[Web page and app entries]
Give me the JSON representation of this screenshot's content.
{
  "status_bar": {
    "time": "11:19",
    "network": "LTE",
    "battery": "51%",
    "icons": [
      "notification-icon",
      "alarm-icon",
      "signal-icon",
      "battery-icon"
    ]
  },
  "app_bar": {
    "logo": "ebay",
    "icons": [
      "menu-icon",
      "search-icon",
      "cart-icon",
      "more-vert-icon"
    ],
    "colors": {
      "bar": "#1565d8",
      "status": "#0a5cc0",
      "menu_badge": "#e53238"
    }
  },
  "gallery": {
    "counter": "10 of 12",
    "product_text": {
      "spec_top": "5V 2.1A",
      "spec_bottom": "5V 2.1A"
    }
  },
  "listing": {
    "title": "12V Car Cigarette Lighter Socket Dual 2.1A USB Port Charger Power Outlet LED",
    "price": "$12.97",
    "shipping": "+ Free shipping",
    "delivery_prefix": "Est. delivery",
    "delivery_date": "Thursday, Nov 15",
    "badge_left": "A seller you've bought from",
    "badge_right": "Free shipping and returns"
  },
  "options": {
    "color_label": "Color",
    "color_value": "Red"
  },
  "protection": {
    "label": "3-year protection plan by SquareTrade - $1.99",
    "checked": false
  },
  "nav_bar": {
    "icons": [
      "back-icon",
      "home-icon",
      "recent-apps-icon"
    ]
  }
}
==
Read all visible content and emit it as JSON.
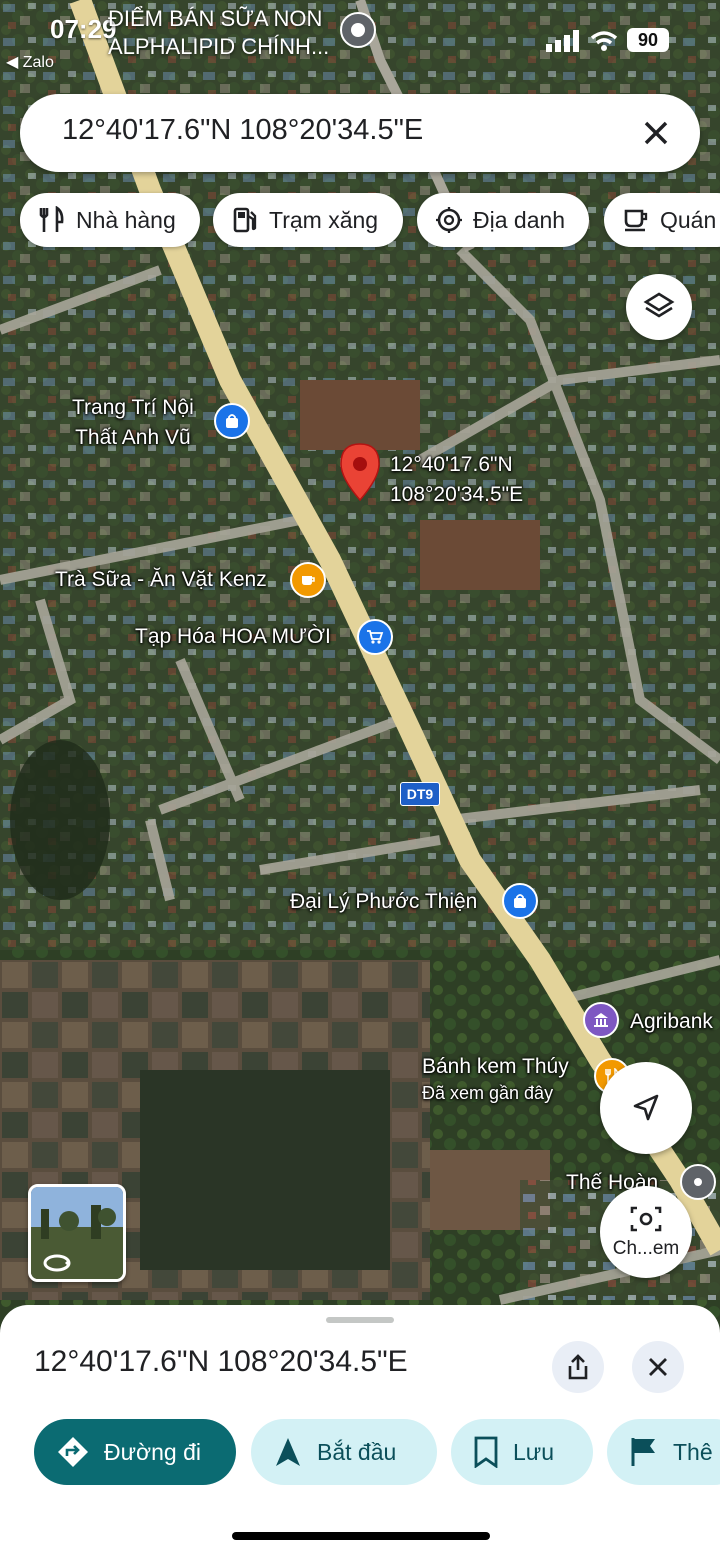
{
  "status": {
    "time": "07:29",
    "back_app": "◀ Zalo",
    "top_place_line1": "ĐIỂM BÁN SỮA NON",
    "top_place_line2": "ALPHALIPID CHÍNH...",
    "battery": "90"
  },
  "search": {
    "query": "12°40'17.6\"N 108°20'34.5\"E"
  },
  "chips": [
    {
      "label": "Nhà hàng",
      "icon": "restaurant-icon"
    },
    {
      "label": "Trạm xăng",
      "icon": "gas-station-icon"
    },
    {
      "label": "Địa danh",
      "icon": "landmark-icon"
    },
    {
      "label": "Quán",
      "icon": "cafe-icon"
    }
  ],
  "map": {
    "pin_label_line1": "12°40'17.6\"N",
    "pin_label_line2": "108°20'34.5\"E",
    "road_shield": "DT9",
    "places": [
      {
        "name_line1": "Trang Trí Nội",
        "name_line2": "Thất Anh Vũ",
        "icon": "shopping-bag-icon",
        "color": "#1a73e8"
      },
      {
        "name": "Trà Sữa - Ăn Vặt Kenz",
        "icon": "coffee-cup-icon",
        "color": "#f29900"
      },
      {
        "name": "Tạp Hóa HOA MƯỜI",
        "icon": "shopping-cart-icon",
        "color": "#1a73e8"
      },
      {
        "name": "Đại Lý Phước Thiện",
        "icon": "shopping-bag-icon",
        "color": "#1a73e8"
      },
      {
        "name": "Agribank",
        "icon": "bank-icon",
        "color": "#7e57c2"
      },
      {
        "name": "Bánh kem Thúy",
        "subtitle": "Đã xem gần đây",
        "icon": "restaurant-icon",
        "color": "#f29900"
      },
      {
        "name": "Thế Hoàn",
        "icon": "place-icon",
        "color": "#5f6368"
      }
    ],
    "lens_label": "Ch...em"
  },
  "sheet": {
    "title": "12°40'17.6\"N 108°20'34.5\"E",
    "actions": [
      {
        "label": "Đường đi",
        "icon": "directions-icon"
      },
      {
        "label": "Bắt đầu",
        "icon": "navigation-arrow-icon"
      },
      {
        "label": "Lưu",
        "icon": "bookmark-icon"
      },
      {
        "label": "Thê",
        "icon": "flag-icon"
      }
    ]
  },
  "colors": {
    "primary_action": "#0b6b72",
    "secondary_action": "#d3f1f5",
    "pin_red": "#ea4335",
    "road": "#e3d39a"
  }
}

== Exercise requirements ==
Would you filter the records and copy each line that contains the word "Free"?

== Task output ==
    "shipping": "+ Free shipping",
    "badge_right": "Free shipping and returns"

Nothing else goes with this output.